The definition of what information is protected is also found in the text of Rule 9. For example, adoption records created after July 8, 1941 are confidential and excluded from public access. Records relating to drug tests are also confidential, as are records of juvenile proceedings.
Further, records of child abuse or information that relates to a protection from abuse or no contact order are confidential as well. And medical, mental health, and tax records are confidential, unless otherwise determined. There are exceptions, but as a general rule, the policy of Administrative Rule 9 is to keep personal information private and out of the realm of public access.
In order to make sure the information remains private, there are options to ensure confidentiality. The litigant or attorney can redact the information that is confidential such as Social Security Numbers or dates of birth. Also, the litigant or attorney can file on green paper.
The green paper filings go to the court like any other filings or documents, but are kept separately from the records that are open to the public. Essentially, they are part of the file, but still not accessible as that part of the file is not for public access.
As with so many things in life, access to information is a balance. There is certainly a need for people to be able to access public records, and our system is built on the premise that public records are available for review. However, when one’s personal and confidential information is being offered to the court, public access must be restricted.
So, discuss openly with your attorney about your case and what documentation is needed or has been requested. And, know that confidential information that falls under the umbrella of the Rule will remain private.

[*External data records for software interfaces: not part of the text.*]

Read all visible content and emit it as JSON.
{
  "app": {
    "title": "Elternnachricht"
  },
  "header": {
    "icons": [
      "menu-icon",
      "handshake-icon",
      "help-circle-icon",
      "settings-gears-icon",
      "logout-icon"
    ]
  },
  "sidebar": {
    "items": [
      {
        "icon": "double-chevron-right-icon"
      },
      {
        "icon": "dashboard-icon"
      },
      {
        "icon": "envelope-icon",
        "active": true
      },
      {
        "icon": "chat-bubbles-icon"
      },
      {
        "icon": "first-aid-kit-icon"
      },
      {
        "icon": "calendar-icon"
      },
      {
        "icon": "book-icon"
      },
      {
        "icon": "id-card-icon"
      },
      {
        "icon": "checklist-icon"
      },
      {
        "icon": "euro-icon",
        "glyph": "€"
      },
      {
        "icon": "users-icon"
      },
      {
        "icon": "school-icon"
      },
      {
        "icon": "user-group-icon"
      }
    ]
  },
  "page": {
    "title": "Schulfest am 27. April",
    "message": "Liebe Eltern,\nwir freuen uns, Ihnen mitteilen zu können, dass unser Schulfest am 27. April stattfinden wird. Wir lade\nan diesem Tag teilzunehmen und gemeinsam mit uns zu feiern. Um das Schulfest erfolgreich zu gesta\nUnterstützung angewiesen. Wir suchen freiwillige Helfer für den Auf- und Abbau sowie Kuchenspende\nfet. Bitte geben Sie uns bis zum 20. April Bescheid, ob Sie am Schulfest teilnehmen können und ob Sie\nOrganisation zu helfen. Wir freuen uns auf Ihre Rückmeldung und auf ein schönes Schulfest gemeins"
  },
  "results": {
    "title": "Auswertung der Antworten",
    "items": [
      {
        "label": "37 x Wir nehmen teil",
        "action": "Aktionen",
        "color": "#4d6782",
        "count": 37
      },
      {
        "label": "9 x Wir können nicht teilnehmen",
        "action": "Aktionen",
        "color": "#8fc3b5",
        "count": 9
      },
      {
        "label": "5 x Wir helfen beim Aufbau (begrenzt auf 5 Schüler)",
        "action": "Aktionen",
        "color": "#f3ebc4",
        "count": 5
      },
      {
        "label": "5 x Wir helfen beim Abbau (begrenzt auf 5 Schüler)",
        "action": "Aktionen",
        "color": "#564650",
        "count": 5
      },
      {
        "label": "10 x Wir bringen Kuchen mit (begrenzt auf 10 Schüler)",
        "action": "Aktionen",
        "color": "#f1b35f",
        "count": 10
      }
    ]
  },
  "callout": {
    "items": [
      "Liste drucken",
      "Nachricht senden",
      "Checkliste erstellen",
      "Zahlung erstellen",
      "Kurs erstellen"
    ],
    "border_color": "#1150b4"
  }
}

Ciyou & Dixon, P.C. practices law throughout the state of Indiana. This blog post was written by Bryan Ciyou, Esq. and Jessica Keyes.